■ **Exercise description**
A precise copy of the data is required, with every picture left out.

■ **Exercise materials**
--- --- ---

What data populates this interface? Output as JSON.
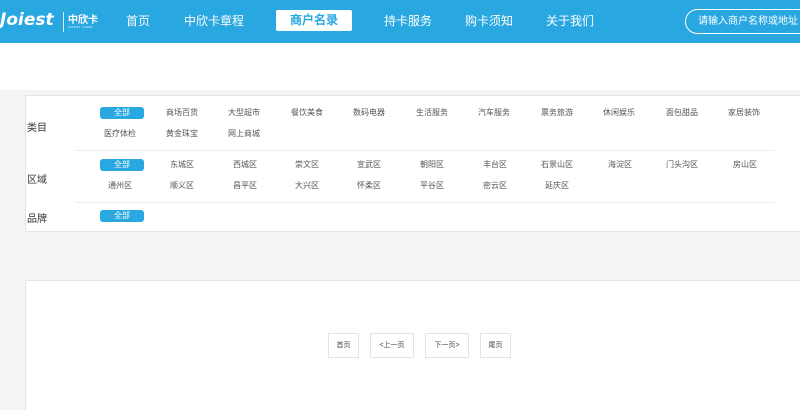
{
  "header": {
    "logo_word": "Joiest",
    "logo_cn": "中欣卡",
    "logo_en": "JOIEST CARD",
    "nav": [
      {
        "label": "首页"
      },
      {
        "label": "中欣卡章程"
      },
      {
        "label": "商户名录"
      },
      {
        "label": "持卡服务"
      },
      {
        "label": "购卡须知"
      },
      {
        "label": "关于我们"
      }
    ],
    "search_placeholder": "请输入商户名称或地址"
  },
  "filters": {
    "category": {
      "label": "类目",
      "options": [
        "全部",
        "商场百货",
        "大型超市",
        "餐饮美食",
        "数码电器",
        "生活服务",
        "汽车服务",
        "票务旅游",
        "休闲娱乐",
        "面包甜品",
        "家居装饰",
        "医疗体检",
        "黄金珠宝",
        "网上商城"
      ]
    },
    "district": {
      "label": "区域",
      "options": [
        "全部",
        "东城区",
        "西城区",
        "崇文区",
        "宣武区",
        "朝阳区",
        "丰台区",
        "石景山区",
        "海淀区",
        "门头沟区",
        "房山区",
        "通州区",
        "顺义区",
        "昌平区",
        "大兴区",
        "怀柔区",
        "平谷区",
        "密云区",
        "延庆区"
      ]
    },
    "brand": {
      "label": "品牌",
      "options": [
        "全部"
      ]
    }
  },
  "pagination": {
    "first": "首页",
    "prev": "<上一页",
    "next": "下一页>",
    "last": "尾页"
  },
  "colors": {
    "accent": "#29a7e1"
  }
}
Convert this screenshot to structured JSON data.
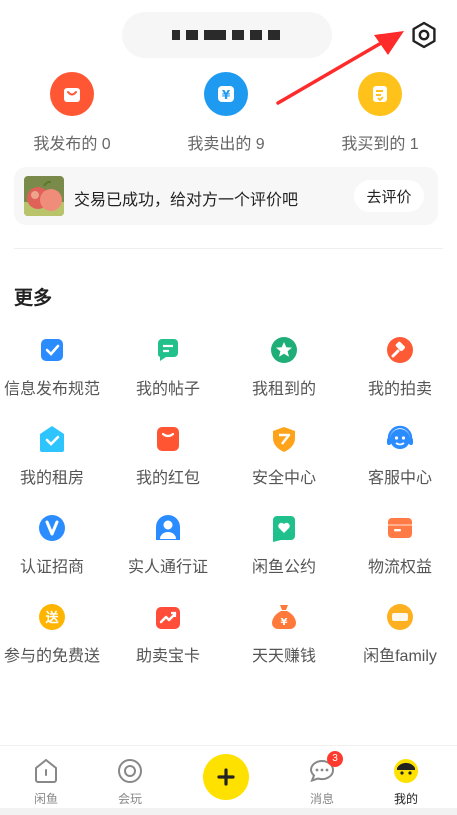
{
  "stats": [
    {
      "label": "我发布的 0",
      "color": "#ff5733",
      "icon": "bag-icon"
    },
    {
      "label": "我卖出的 9",
      "color": "#1e9bf0",
      "icon": "yen-coin-icon"
    },
    {
      "label": "我买到的 1",
      "color": "#ffc21a",
      "icon": "receipt-icon"
    }
  ],
  "rate_banner": {
    "text": "交易已成功，给对方一个评价吧",
    "button": "去评价"
  },
  "more": {
    "title": "更多",
    "items": [
      {
        "label": "信息发布规范",
        "icon": "check-square-icon",
        "color": "#2b8cff"
      },
      {
        "label": "我的帖子",
        "icon": "post-icon",
        "color": "#22c08a"
      },
      {
        "label": "我租到的",
        "icon": "rent-star-icon",
        "color": "#1fae78"
      },
      {
        "label": "我的拍卖",
        "icon": "gavel-icon",
        "color": "#ff5a36"
      },
      {
        "label": "我的租房",
        "icon": "house-check-icon",
        "color": "#2ec5ff"
      },
      {
        "label": "我的红包",
        "icon": "red-packet-icon",
        "color": "#ff5533"
      },
      {
        "label": "安全中心",
        "icon": "shield-icon",
        "color": "#ffa31a"
      },
      {
        "label": "客服中心",
        "icon": "headset-icon",
        "color": "#2b8cff"
      },
      {
        "label": "认证招商",
        "icon": "verified-v-icon",
        "color": "#2b8cff"
      },
      {
        "label": "实人通行证",
        "icon": "person-badge-icon",
        "color": "#2b8cff"
      },
      {
        "label": "闲鱼公约",
        "icon": "heart-doc-icon",
        "color": "#1fc08c"
      },
      {
        "label": "物流权益",
        "icon": "box-icon",
        "color": "#ff7a45"
      },
      {
        "label": "参与的免费送",
        "icon": "gift-send-icon",
        "color": "#ffb400",
        "badge": "送"
      },
      {
        "label": "助卖宝卡",
        "icon": "trend-card-icon",
        "color": "#ff4d3a"
      },
      {
        "label": "天天赚钱",
        "icon": "money-bag-icon",
        "color": "#ff7a3a"
      },
      {
        "label": "闲鱼family",
        "icon": "family-badge-icon",
        "color": "#ffb020"
      }
    ]
  },
  "nav": {
    "items": [
      {
        "label": "闲鱼",
        "icon": "home-icon"
      },
      {
        "label": "会玩",
        "icon": "play-ring-icon"
      },
      {
        "label": "消息",
        "icon": "message-icon",
        "badge": "3"
      },
      {
        "label": "我的",
        "icon": "profile-face-icon"
      }
    ],
    "publish_icon": "plus-icon"
  },
  "colors": {
    "accent_yellow": "#ffe100",
    "arrow_red": "#ff2a2a"
  }
}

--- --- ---

■ **Answer space**
What data populates this interface? Output as JSON.
{
  "header": {
    "logo_word": "Joiest",
    "logo_cn": "中欣卡",
    "logo_en": "JOIEST CARD",
    "nav": [
      {
        "label": "首页"
      },
      {
        "label": "中欣卡章程"
      },
      {
        "label": "商户名录"
      },
      {
        "label": "持卡服务"
      },
      {
        "label": "购卡须知"
      },
      {
        "label": "关于我们"
      }
    ],
    "search_placeholder": "请输入商户名称或地址"
  },
  "filters": {
    "category": {
      "label": "类目",
      "options": [
        "全部",
        "商场百货",
        "大型超市",
        "餐饮美食",
        "数码电器",
        "生活服务",
        "汽车服务",
        "票务旅游",
        "休闲娱乐",
        "面包甜品",
        "家居装饰",
        "医疗体检",
        "黄金珠宝",
        "网上商城"
      ]
    },
    "district": {
      "label": "区域",
      "options": [
        "全部",
        "东城区",
        "西城区",
        "崇文区",
        "宣武区",
        "朝阳区",
        "丰台区",
        "石景山区",
        "海淀区",
        "门头沟区",
        "房山区",
        "通州区",
        "顺义区",
        "昌平区",
        "大兴区",
        "怀柔区",
        "平谷区",
        "密云区",
        "延庆区"
      ]
    },
    "brand": {
      "label": "品牌",
      "options": [
        "全部"
      ]
    }
  },
  "pagination": {
    "first": "首页",
    "prev": "<上一页",
    "next": "下一页>",
    "last": "尾页"
  },
  "colors": {
    "accent": "#29a7e1"
  }
}
Convert this screenshot to structured JSON data.
{
  "stats": [
    {
      "label": "我发布的 0",
      "color": "#ff5733",
      "icon": "bag-icon"
    },
    {
      "label": "我卖出的 9",
      "color": "#1e9bf0",
      "icon": "yen-coin-icon"
    },
    {
      "label": "我买到的 1",
      "color": "#ffc21a",
      "icon": "receipt-icon"
    }
  ],
  "rate_banner": {
    "text": "交易已成功，给对方一个评价吧",
    "button": "去评价"
  },
  "more": {
    "title": "更多",
    "items": [
      {
        "label": "信息发布规范",
        "icon": "check-square-icon",
        "color": "#2b8cff"
      },
      {
        "label": "我的帖子",
        "icon": "post-icon",
        "color": "#22c08a"
      },
      {
        "label": "我租到的",
        "icon": "rent-star-icon",
        "color": "#1fae78"
      },
      {
        "label": "我的拍卖",
        "icon": "gavel-icon",
        "color": "#ff5a36"
      },
      {
        "label": "我的租房",
        "icon": "house-check-icon",
        "color": "#2ec5ff"
      },
      {
        "label": "我的红包",
        "icon": "red-packet-icon",
        "color": "#ff5533"
      },
      {
        "label": "安全中心",
        "icon": "shield-icon",
        "color": "#ffa31a"
      },
      {
        "label": "客服中心",
        "icon": "headset-icon",
        "color": "#2b8cff"
      },
      {
        "label": "认证招商",
        "icon": "verified-v-icon",
        "color": "#2b8cff"
      },
      {
        "label": "实人通行证",
        "icon": "person-badge-icon",
        "color": "#2b8cff"
      },
      {
        "label": "闲鱼公约",
        "icon": "heart-doc-icon",
        "color": "#1fc08c"
      },
      {
        "label": "物流权益",
        "icon": "box-icon",
        "color": "#ff7a45"
      },
      {
        "label": "参与的免费送",
        "icon": "gift-send-icon",
        "color": "#ffb400",
        "badge": "送"
      },
      {
        "label": "助卖宝卡",
        "icon": "trend-card-icon",
        "color": "#ff4d3a"
      },
      {
        "label": "天天赚钱",
        "icon": "money-bag-icon",
        "color": "#ff7a3a"
      },
      {
        "label": "闲鱼family",
        "icon": "family-badge-icon",
        "color": "#ffb020"
      }
    ]
  },
  "nav": {
    "items": [
      {
        "label": "闲鱼",
        "icon": "home-icon"
      },
      {
        "label": "会玩",
        "icon": "play-ring-icon"
      },
      {
        "label": "消息",
        "icon": "message-icon",
        "badge": "3"
      },
      {
        "label": "我的",
        "icon": "profile-face-icon"
      }
    ],
    "publish_icon": "plus-icon"
  },
  "colors": {
    "accent_yellow": "#ffe100",
    "arrow_red": "#ff2a2a"
  }
}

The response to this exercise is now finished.